• **ABOUT THIS EXERCISE**
Would you please copy each line of the data in which the string "kodi" occurs?

• **DATA**
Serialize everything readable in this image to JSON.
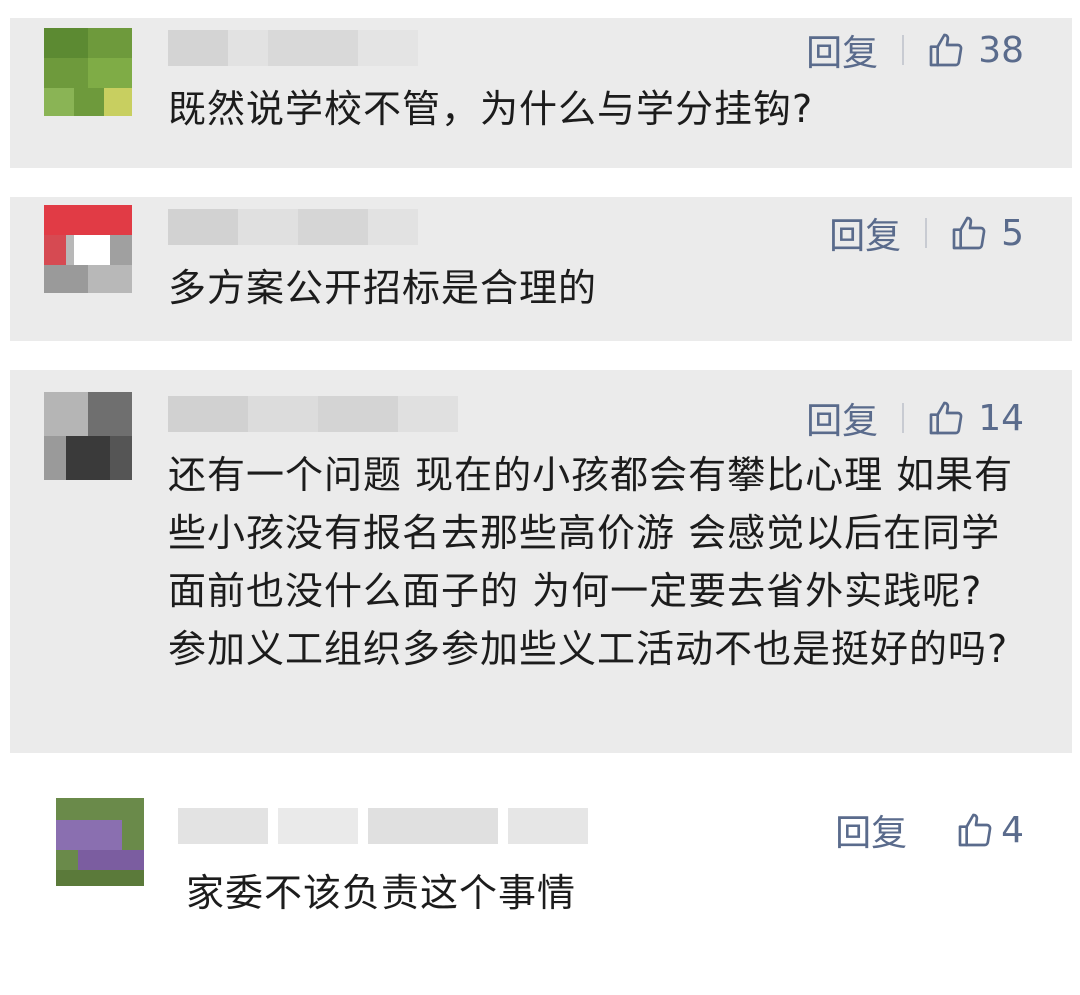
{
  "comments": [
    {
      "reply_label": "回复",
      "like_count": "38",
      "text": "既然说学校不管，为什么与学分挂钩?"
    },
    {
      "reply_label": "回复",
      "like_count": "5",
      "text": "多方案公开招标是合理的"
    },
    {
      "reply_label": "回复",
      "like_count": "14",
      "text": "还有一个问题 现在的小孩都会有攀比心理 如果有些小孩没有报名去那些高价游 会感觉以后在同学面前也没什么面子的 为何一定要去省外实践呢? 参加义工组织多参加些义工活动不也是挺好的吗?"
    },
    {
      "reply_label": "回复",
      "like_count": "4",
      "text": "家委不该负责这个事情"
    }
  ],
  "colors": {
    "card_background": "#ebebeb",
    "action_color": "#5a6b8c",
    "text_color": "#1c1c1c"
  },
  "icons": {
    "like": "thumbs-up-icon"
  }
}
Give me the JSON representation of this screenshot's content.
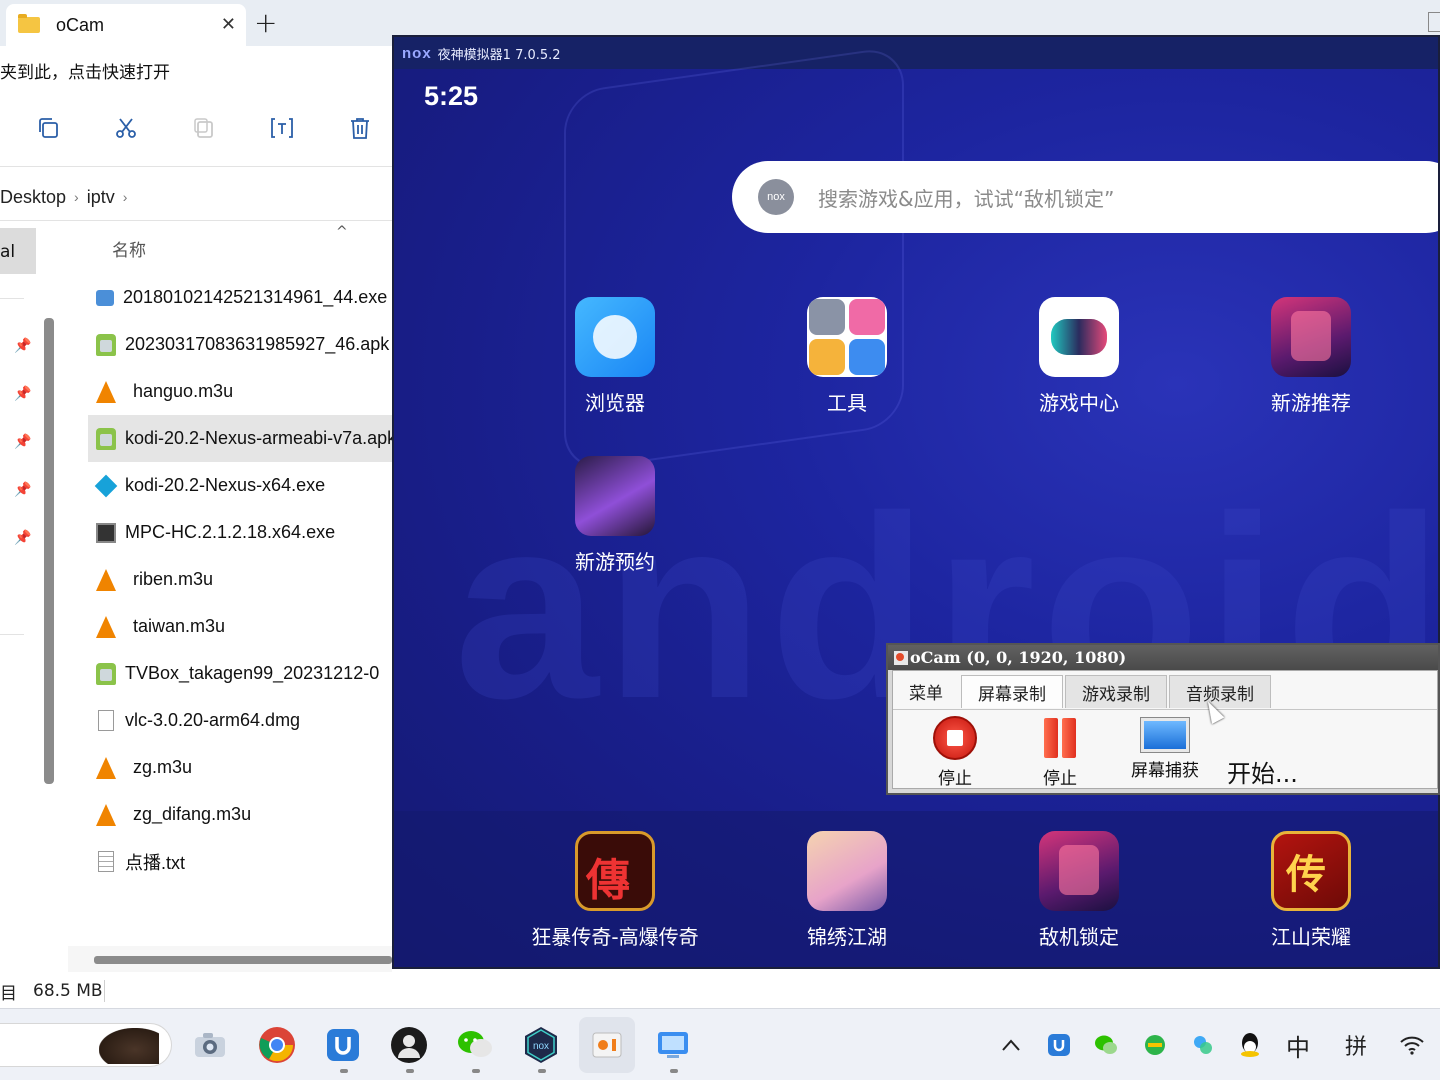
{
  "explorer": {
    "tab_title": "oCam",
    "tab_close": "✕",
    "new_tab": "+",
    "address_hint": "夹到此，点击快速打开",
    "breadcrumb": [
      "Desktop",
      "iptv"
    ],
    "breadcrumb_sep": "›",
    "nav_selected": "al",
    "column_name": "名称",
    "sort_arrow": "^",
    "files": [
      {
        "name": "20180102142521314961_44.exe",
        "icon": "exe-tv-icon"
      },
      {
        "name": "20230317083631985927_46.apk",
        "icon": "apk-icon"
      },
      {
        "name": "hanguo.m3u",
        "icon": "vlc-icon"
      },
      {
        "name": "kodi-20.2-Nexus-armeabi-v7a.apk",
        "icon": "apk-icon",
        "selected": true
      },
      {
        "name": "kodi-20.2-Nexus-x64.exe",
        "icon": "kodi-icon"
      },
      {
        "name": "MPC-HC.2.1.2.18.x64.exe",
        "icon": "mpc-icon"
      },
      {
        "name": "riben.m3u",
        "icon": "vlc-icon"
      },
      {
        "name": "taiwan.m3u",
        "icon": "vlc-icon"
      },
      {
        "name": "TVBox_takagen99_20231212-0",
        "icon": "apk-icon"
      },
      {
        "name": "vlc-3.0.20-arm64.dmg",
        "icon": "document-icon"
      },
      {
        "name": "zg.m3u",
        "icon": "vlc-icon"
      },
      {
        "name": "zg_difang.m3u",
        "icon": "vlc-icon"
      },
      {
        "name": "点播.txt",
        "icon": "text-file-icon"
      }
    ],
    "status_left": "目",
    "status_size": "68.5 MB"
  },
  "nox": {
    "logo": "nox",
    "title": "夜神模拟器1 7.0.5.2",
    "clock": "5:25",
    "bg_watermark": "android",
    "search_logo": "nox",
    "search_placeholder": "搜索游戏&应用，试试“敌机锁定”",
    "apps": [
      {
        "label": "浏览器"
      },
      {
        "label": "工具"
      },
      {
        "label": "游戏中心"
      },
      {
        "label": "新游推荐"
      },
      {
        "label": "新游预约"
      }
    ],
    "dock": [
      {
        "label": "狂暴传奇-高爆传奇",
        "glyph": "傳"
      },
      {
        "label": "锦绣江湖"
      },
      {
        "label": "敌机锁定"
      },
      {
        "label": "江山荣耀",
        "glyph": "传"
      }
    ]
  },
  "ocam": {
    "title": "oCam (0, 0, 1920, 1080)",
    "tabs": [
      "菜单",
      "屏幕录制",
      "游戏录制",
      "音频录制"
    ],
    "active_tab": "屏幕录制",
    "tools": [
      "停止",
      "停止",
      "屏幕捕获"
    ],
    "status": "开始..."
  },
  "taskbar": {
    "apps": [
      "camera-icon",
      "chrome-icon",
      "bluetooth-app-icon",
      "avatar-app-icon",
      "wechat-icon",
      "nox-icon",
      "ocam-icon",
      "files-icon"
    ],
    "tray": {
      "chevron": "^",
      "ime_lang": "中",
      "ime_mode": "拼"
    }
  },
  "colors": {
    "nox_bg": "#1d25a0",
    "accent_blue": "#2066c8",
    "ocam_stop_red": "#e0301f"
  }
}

• **TASK OUTPUT**
        "name": "kodi-20.2-Nexus-armeabi-v7a.apk",
        "name": "kodi-20.2-Nexus-x64.exe",
        "icon": "kodi-icon"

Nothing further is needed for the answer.